THE DATA
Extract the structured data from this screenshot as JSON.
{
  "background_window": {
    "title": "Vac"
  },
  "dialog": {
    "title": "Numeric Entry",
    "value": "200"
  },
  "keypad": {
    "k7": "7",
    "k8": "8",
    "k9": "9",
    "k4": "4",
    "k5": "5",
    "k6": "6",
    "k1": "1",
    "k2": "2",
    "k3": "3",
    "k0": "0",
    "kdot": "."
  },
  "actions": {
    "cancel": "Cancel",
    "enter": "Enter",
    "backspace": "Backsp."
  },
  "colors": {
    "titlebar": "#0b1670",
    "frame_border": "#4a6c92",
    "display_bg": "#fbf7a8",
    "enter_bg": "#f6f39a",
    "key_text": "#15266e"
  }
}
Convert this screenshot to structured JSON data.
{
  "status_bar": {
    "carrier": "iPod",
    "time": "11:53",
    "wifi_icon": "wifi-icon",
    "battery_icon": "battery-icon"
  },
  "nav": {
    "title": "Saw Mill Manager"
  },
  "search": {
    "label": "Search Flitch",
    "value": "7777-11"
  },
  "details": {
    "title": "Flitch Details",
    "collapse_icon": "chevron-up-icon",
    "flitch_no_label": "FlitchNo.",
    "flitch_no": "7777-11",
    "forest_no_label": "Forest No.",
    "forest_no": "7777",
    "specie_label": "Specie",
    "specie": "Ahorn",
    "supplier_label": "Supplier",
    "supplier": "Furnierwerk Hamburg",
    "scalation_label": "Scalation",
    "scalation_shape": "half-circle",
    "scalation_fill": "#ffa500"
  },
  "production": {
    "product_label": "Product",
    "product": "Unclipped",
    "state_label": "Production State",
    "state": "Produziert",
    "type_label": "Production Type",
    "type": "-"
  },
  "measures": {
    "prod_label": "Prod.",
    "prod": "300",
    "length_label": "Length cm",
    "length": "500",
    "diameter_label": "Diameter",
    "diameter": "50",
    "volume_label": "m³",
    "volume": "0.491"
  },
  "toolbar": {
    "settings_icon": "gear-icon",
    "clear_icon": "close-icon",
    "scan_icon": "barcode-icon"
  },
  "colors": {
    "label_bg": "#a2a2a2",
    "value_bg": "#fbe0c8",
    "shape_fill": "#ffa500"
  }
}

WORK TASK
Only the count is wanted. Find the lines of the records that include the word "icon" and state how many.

ANSWER BELOW
6